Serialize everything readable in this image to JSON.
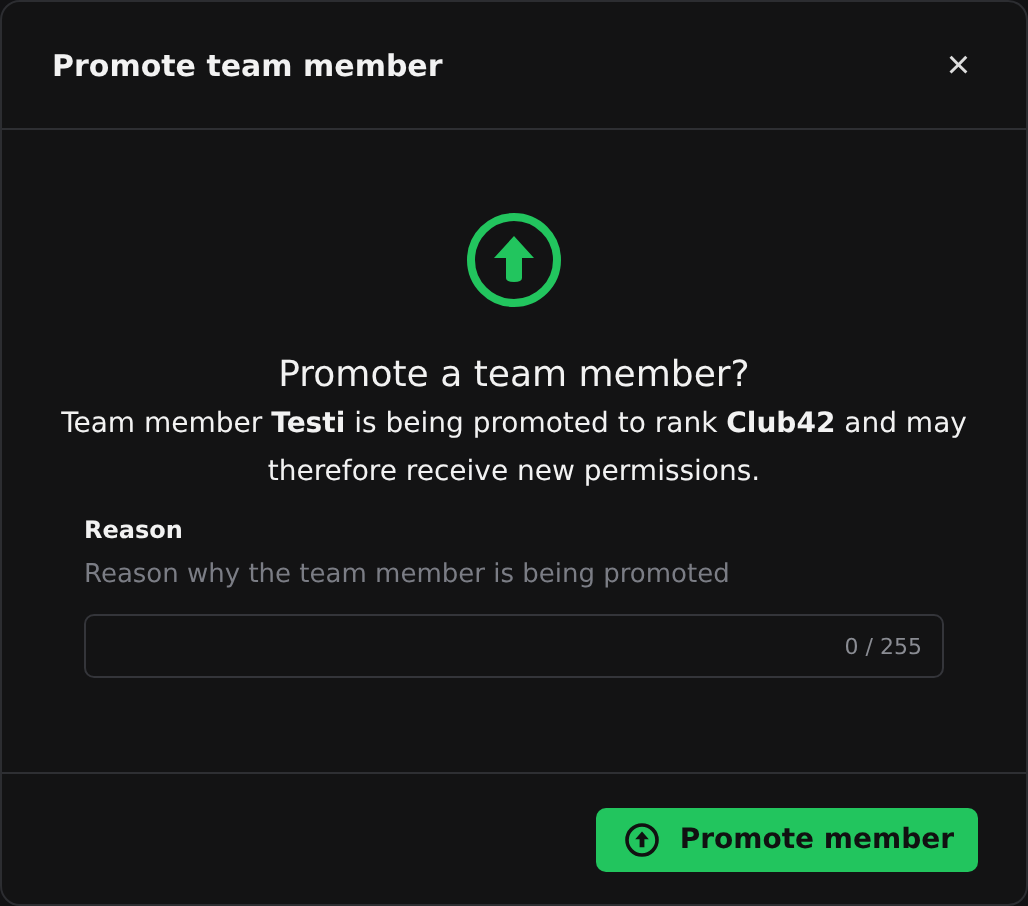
{
  "dialog": {
    "title": "Promote team member",
    "close": "×"
  },
  "confirmation": {
    "heading": "Promote a team member?",
    "message": "Team member **Testi** is being promoted to rank **Club42** and may therefore receive new permissions."
  },
  "reason": {
    "label": "Reason",
    "description": "Reason why the team member is being promoted",
    "counter": "0 / 255"
  },
  "buttons": [
    {
      "label": "Promote member",
      "kind": "primary"
    }
  ]
}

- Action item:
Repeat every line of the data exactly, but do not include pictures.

- Answer section:
Serialize everything readable in this image to JSON.
{
  "dialog": {
    "title": "Promote team member",
    "close": "×"
  },
  "confirmation": {
    "heading": "Promote a team member?",
    "message": "Team member **Testi** is being promoted to rank **Club42** and may therefore receive new permissions."
  },
  "reason": {
    "label": "Reason",
    "description": "Reason why the team member is being promoted",
    "counter": "0 / 255"
  },
  "buttons": [
    {
      "label": "Promote member",
      "kind": "primary"
    }
  ]
}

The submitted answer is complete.